As the Church Goes to GC Session 2015 As we go to the General Conference Session 2015 in San Antonio it is unlikely anyone goes there tabula rasa. Most minds are likely to have been made up, but God is certainly able to change people’s understanding and minds for His purpose. My prayer and desire for the 2015 GC Session is that the church votes to allow regions (world divisions) to make decisions on the question of ordaining female pastors based on their specific context and conditions, to ensure that the church in the regions becomes more effective and relevant in mission—i.e., vote YES to the proposal from GC Annual Council 2014.
Second, I pray that no matter the vote outcome we will remain united as a church in our mission. What unites us is much bigger and more important than what separates us.
Third, I wish that we still come back and encourage churches and members to engage in ongoing studies on many issues facing the church. Adventists have always made decisions based on biblical grounds and it is unfortunate if some might have made up their minds on the question of women ordination without looking at the biblical evidence or by only considering the evidence that suits their pre-conceptions.

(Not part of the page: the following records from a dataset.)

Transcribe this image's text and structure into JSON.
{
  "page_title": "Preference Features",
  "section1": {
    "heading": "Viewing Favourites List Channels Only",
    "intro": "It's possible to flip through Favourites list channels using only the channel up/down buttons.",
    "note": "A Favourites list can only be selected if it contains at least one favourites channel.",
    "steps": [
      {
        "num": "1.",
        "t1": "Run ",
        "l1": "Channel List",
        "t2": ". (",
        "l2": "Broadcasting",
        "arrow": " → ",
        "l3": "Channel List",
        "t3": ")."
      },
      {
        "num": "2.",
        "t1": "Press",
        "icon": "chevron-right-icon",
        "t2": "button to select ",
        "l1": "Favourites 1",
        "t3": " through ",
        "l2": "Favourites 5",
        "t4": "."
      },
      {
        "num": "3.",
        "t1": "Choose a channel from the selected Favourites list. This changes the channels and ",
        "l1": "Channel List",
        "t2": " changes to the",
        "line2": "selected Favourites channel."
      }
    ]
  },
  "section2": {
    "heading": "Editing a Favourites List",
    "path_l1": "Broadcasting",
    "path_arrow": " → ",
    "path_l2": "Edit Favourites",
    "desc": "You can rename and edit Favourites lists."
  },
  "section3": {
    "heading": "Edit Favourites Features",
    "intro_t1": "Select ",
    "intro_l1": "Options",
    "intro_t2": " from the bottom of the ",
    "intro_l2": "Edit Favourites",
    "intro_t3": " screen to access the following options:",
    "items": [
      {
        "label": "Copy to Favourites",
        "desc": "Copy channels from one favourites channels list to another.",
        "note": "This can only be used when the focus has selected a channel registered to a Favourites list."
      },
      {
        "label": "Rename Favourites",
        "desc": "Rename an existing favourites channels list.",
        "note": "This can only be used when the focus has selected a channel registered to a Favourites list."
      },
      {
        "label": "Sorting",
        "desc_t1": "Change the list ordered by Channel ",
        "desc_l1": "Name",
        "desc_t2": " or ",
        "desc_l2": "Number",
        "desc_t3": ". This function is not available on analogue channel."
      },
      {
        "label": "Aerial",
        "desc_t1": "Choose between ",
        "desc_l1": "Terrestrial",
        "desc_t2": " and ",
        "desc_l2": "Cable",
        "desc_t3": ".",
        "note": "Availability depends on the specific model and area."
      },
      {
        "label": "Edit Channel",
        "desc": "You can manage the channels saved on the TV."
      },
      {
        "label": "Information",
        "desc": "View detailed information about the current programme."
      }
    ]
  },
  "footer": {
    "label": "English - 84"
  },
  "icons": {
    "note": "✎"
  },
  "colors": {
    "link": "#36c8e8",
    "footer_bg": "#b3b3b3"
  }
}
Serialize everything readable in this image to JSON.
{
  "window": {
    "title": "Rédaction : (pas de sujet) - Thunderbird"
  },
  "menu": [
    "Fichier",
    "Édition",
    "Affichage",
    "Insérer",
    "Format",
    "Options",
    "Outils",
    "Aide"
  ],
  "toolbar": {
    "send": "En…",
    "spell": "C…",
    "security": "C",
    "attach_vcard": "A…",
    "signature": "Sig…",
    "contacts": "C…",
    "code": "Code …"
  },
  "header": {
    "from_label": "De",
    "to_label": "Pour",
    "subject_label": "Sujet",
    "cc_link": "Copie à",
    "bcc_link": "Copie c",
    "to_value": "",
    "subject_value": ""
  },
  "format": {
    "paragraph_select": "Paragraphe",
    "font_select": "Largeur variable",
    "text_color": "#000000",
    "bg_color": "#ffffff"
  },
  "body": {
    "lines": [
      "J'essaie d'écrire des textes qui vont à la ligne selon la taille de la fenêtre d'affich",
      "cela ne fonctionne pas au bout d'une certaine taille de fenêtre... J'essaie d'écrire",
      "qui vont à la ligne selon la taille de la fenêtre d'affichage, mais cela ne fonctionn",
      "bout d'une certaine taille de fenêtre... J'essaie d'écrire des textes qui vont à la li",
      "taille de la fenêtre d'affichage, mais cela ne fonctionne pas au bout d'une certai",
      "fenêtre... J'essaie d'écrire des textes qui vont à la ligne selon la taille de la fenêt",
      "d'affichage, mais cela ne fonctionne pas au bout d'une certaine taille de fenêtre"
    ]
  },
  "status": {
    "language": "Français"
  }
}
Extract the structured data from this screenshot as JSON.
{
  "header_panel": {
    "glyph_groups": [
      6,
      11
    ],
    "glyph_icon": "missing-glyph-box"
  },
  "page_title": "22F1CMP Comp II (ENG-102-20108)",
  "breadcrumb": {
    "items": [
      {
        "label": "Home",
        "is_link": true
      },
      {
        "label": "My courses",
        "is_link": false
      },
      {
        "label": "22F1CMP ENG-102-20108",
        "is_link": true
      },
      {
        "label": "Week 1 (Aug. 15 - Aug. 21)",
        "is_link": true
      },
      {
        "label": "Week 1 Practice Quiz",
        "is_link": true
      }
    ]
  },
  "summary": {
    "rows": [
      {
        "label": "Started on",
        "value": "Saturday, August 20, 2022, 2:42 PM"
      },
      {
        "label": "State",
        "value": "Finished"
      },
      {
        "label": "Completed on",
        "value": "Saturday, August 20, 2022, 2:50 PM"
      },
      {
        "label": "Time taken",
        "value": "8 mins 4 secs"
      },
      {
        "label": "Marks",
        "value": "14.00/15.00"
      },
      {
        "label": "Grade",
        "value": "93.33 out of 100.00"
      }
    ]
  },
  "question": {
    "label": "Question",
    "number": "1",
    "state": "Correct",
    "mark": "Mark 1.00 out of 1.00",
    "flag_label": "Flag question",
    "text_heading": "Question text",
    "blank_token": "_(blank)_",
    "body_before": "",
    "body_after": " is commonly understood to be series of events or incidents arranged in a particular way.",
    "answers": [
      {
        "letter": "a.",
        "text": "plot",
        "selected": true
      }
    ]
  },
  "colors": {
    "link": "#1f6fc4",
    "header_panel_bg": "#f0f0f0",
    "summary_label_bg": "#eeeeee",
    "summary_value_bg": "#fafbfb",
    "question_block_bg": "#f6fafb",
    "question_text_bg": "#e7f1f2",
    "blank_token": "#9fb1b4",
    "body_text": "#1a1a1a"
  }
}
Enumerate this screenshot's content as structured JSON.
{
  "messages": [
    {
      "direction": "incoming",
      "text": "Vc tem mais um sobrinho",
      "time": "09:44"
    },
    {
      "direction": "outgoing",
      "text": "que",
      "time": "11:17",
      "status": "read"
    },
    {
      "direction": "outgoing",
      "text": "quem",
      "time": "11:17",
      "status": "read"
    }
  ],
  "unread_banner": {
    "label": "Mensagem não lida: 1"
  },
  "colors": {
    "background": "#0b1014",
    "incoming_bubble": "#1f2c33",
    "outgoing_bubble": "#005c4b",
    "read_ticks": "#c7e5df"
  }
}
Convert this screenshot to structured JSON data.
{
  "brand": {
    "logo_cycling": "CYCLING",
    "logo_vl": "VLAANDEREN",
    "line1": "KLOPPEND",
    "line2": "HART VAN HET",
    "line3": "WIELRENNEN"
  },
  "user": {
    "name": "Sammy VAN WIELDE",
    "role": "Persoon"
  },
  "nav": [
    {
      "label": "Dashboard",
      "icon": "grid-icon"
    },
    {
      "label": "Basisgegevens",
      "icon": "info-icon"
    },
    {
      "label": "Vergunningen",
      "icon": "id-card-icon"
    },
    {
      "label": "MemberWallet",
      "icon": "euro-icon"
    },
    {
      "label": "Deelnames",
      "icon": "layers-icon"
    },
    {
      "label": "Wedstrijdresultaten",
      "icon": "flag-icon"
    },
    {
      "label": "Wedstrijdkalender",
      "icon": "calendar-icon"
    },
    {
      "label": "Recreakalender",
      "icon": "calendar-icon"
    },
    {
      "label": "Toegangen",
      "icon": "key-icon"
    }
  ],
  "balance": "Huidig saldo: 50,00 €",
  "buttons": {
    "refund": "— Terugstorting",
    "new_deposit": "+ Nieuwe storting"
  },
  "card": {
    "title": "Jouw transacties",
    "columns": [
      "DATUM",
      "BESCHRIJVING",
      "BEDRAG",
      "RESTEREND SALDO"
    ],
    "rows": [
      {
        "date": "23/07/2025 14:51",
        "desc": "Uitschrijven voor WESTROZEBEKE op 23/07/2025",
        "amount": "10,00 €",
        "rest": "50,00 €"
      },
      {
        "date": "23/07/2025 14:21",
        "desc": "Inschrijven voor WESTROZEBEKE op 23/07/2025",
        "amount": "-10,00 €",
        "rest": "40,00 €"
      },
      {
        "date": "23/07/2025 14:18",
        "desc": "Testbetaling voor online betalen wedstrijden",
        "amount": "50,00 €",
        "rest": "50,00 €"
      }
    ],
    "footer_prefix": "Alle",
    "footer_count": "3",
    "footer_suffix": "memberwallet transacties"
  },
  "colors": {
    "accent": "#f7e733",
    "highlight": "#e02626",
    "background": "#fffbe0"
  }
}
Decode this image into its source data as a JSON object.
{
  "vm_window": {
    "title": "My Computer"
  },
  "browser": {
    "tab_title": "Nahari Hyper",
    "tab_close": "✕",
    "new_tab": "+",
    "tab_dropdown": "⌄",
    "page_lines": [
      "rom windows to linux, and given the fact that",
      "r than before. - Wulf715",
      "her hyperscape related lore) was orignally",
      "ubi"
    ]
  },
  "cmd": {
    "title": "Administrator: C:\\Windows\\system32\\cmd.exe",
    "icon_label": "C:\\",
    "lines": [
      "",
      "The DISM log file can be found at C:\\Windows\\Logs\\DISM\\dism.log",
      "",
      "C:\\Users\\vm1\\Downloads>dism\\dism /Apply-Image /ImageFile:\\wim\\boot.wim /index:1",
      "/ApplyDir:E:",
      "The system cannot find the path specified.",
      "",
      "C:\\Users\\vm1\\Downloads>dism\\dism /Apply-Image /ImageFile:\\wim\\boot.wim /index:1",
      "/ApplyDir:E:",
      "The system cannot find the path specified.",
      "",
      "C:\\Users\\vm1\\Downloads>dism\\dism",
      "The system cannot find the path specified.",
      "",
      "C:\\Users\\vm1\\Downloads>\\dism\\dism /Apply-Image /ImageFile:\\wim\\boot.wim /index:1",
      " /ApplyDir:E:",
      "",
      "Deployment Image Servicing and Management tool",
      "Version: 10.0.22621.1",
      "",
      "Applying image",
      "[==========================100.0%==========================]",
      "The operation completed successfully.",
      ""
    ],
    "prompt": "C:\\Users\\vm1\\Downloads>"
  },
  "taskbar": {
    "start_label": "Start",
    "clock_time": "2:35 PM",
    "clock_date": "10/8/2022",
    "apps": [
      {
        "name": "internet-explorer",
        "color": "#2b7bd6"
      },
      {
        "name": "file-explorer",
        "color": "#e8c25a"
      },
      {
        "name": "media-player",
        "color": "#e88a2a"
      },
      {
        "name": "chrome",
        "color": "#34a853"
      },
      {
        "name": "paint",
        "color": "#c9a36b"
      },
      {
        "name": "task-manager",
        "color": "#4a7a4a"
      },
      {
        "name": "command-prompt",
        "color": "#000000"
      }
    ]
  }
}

Fourth, I pray that we have learnt from this process, that there might be some issues we face as a church where there is not necessarily a right or wrong, correct or incorrect, black or white answer. It would therefore serve us well if we were to heed the advice from one of our pioneers, James White, who in the 1860s said “All means which, according to sound judgement, will advance the cause of truth, and are not forbidden by plain scripture declarations, should be employed.”
Alvin Masarira PhD, is originally from Zimbabwe and is a Senior Structural Engineer for a global mining company based in Johannesburg, South Africa. Since attending the 1995 General Conference Session in Utrecht, he has been an active participant in the conversations within the world-wide Adventist church on the ordination of female pastors and elders. He has also completed the Global Partnerships “Tent Makers” training on cross-cultural ministry at the Institute of World Missions, Andrews University (USA) and currently serves as an ordained elder in his local Adventist congregation in South Africa.
This is a companion discussion topic for the original entry at http://spectrummagazine.org/node/6694